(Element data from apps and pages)
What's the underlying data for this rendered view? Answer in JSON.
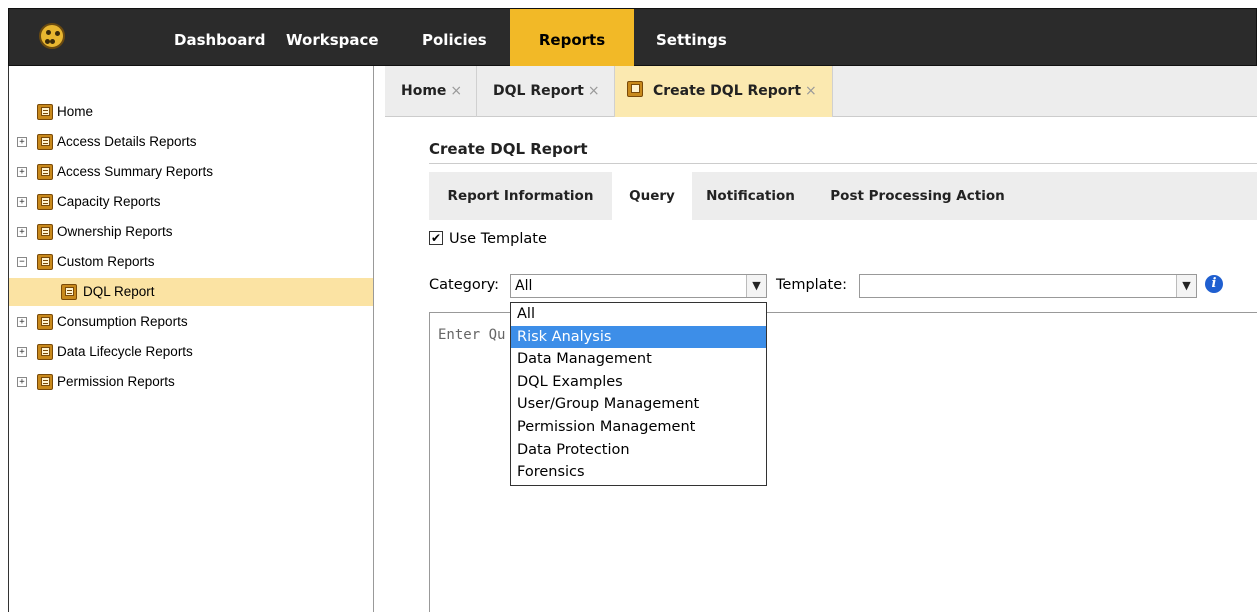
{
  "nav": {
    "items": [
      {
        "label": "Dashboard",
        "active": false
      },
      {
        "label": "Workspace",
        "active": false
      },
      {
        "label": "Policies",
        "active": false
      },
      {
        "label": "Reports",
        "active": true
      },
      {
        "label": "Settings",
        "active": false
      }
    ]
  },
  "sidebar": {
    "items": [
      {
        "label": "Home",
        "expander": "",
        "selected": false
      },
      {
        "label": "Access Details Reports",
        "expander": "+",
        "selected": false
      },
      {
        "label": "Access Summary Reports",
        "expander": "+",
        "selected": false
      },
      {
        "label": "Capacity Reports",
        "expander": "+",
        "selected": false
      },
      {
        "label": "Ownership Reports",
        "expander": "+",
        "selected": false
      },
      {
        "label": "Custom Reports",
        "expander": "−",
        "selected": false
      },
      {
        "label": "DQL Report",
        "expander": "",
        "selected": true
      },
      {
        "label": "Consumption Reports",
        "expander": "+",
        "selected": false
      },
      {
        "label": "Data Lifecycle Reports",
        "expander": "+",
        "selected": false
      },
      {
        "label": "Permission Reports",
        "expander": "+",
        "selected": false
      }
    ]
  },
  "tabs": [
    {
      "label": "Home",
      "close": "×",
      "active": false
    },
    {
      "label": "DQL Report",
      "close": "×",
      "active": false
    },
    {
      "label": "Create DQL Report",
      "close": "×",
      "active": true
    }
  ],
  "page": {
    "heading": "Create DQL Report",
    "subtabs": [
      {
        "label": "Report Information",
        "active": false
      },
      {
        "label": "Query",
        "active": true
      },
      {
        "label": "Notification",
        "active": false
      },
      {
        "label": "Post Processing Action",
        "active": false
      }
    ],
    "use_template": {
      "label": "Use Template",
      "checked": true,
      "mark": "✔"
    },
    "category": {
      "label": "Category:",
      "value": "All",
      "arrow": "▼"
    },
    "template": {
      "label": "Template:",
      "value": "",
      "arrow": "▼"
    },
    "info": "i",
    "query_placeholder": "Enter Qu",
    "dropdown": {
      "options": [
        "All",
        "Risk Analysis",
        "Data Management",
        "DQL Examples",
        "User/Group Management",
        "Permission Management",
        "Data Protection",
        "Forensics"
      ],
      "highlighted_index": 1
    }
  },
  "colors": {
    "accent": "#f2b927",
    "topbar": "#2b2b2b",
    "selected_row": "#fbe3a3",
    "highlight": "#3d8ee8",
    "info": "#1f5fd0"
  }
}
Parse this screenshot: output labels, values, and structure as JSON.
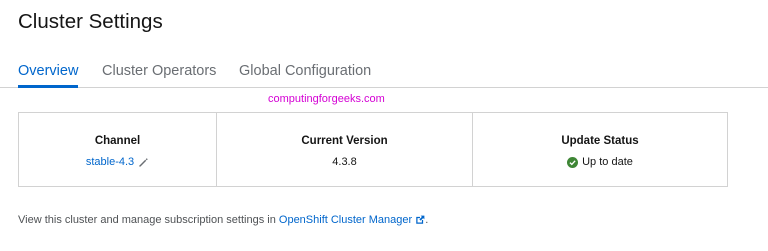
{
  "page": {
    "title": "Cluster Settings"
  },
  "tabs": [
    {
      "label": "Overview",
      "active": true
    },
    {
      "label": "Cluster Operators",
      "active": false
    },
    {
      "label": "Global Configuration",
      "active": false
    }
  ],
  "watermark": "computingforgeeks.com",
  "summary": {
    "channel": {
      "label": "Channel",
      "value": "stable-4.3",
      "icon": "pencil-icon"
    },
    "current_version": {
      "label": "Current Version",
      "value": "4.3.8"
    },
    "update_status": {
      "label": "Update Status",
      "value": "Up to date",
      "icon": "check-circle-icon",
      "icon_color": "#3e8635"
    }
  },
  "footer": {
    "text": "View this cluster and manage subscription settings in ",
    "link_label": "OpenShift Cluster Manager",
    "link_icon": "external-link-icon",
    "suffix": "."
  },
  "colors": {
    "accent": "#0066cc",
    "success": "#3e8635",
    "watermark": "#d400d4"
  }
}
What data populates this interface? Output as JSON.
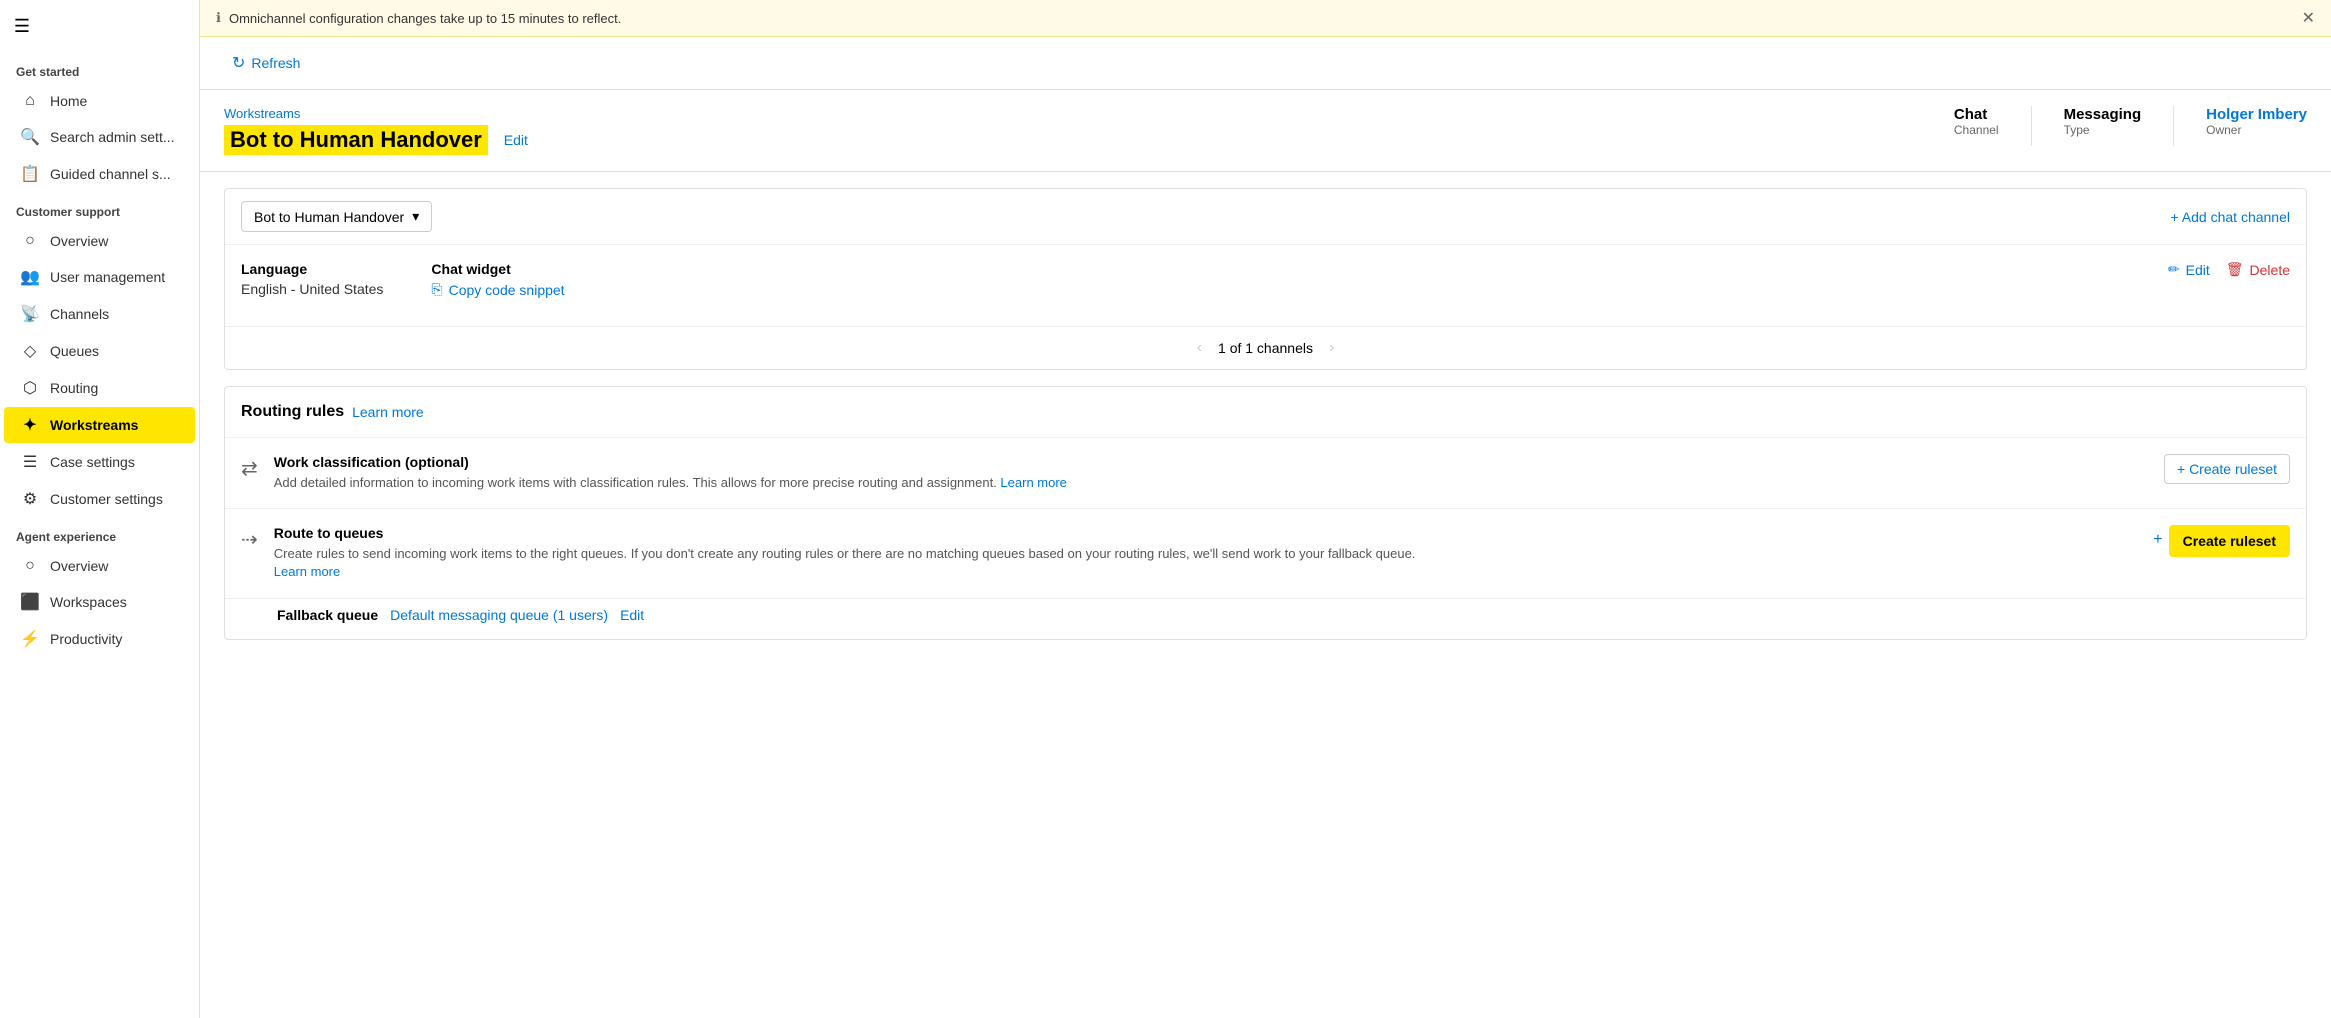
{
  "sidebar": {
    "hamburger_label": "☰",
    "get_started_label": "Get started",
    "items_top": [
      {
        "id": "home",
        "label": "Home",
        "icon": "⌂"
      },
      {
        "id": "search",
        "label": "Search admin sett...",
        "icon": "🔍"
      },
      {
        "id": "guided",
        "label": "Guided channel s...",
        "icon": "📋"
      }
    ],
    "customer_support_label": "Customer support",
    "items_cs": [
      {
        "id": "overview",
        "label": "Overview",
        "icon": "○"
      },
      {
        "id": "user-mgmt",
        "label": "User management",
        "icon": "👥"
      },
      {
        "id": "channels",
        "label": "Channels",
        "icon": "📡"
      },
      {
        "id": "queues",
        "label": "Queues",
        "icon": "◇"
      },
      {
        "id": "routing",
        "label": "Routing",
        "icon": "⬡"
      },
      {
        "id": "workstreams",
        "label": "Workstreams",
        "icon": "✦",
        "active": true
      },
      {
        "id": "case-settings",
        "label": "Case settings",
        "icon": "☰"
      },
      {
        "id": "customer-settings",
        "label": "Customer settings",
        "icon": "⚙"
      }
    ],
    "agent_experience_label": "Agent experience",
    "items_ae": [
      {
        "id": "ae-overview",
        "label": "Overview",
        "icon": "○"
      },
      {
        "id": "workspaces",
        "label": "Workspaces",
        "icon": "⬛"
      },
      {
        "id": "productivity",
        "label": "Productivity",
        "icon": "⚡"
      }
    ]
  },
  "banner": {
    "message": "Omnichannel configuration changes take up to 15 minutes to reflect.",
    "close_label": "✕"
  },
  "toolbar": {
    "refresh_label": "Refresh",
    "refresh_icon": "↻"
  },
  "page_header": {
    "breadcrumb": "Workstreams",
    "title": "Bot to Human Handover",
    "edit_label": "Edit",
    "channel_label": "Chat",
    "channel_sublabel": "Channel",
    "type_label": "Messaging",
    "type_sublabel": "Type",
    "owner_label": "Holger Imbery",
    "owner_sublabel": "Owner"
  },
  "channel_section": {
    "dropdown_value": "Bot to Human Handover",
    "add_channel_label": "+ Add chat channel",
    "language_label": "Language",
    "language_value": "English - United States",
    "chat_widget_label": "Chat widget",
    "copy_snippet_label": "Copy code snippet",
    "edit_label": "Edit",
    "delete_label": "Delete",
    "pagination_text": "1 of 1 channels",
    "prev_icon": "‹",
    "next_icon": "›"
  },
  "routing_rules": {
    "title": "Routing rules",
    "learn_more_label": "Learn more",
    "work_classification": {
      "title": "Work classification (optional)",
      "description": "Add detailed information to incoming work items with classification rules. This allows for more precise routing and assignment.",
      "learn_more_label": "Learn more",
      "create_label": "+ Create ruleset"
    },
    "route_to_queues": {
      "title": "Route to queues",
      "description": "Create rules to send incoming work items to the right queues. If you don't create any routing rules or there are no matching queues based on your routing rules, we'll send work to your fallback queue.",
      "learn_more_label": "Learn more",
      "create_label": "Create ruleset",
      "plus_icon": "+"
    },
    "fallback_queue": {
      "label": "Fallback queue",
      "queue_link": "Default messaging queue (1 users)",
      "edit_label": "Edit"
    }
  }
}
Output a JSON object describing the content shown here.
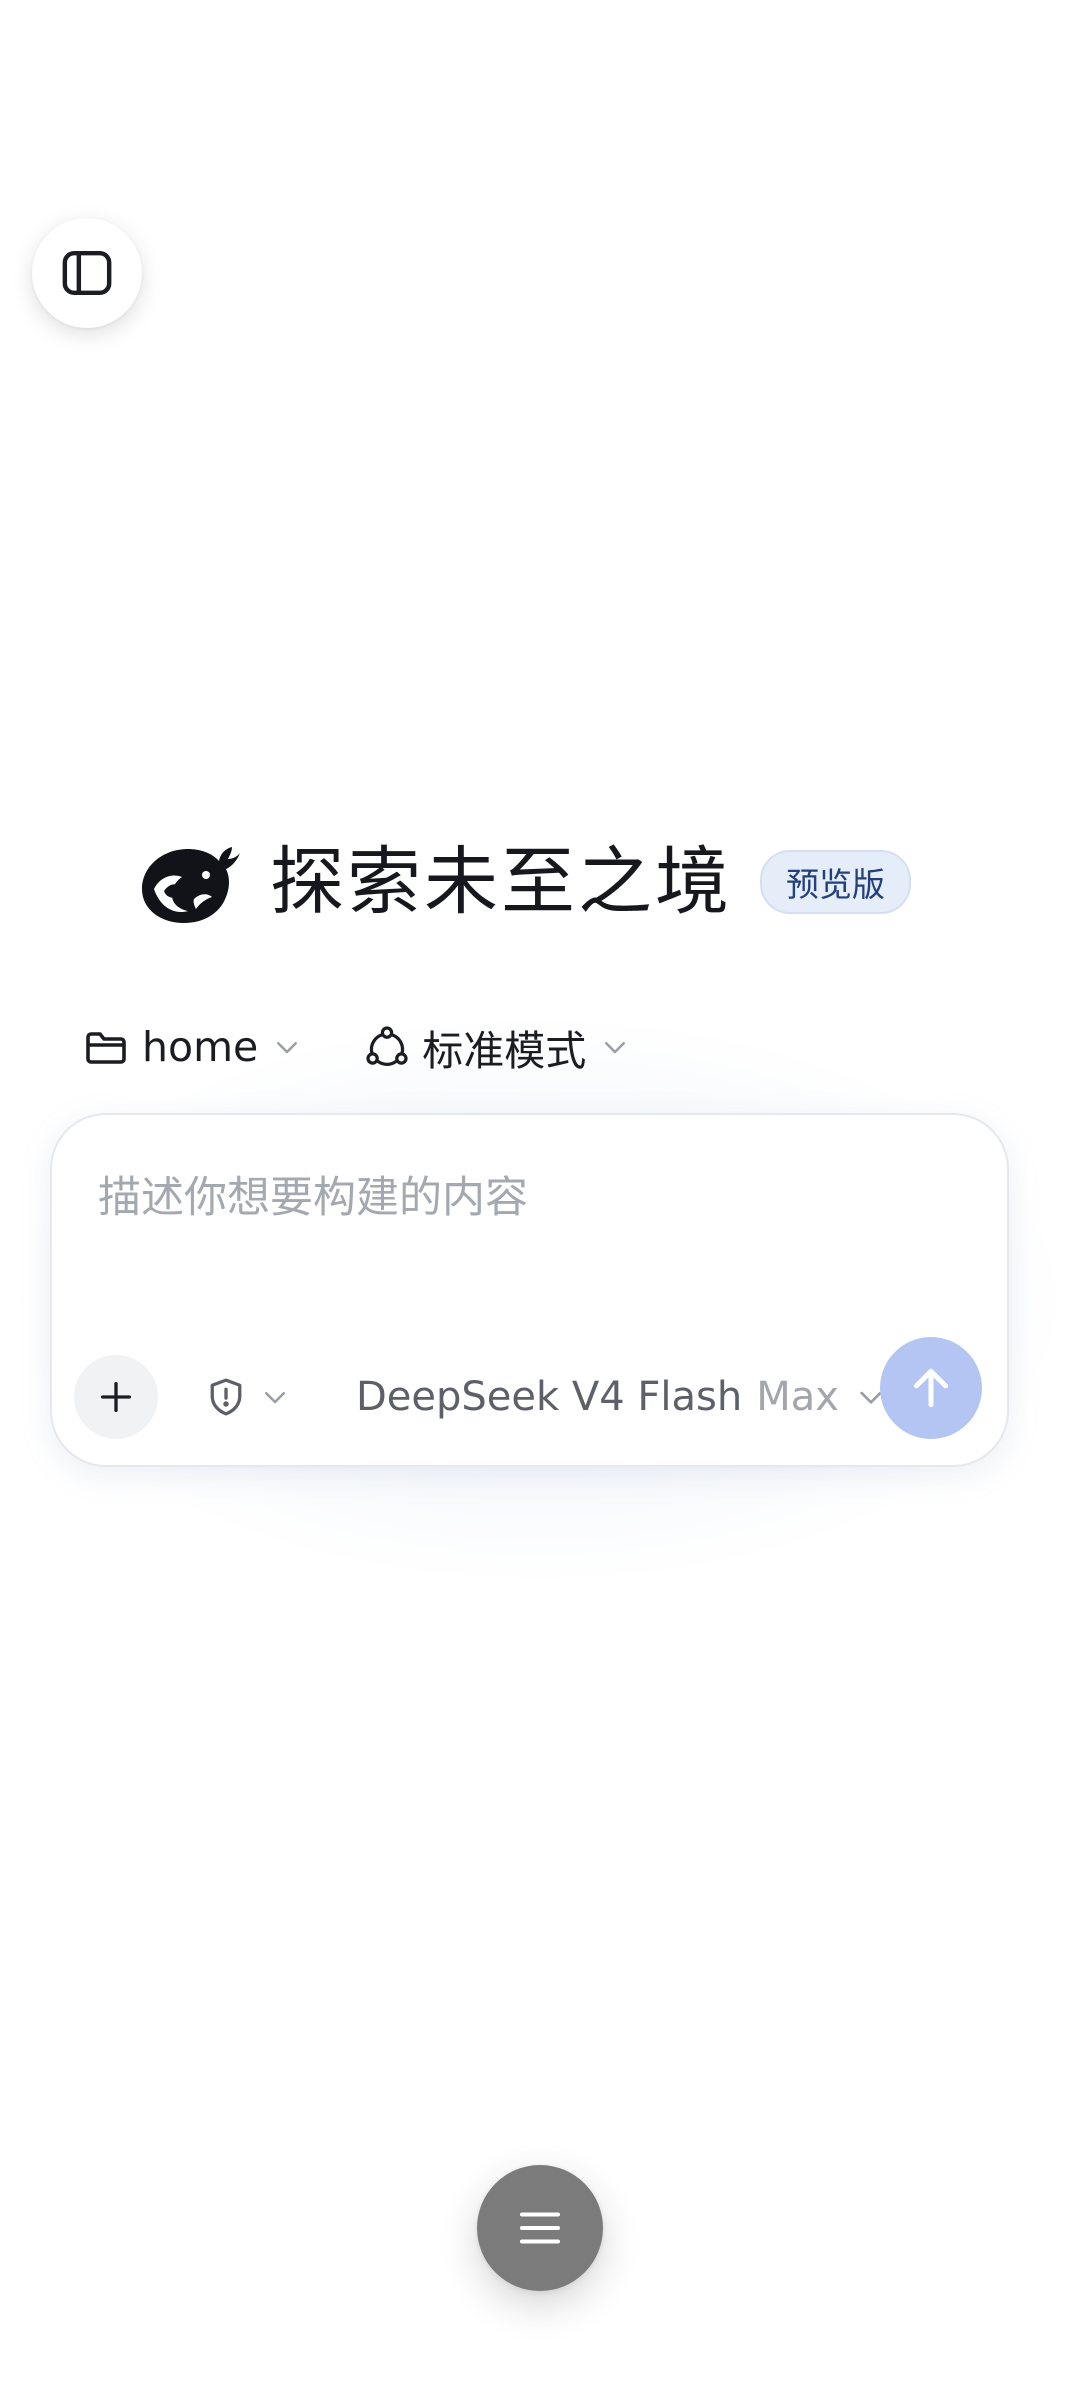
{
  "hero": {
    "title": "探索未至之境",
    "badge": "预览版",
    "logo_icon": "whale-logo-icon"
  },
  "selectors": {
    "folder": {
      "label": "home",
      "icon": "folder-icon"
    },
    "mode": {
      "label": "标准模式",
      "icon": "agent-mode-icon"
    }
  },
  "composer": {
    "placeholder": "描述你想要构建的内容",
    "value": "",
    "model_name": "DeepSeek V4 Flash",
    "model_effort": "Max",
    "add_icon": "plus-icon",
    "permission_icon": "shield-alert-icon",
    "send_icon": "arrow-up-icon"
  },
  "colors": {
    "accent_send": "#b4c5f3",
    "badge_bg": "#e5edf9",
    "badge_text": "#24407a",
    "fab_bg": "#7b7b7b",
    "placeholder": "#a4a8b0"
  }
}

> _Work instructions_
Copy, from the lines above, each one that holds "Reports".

> _Response_
        "label": "Reports",
        "label": "Access Details Reports",
        "label": "Access Summary Reports",
        "label": "Capacity Reports",
        "label": "Ownership Reports",
        "label": "Custom Reports",
        "label": "Consumption Reports",
        "label": "Data Lifecycle Reports",
        "label": "Permission Reports",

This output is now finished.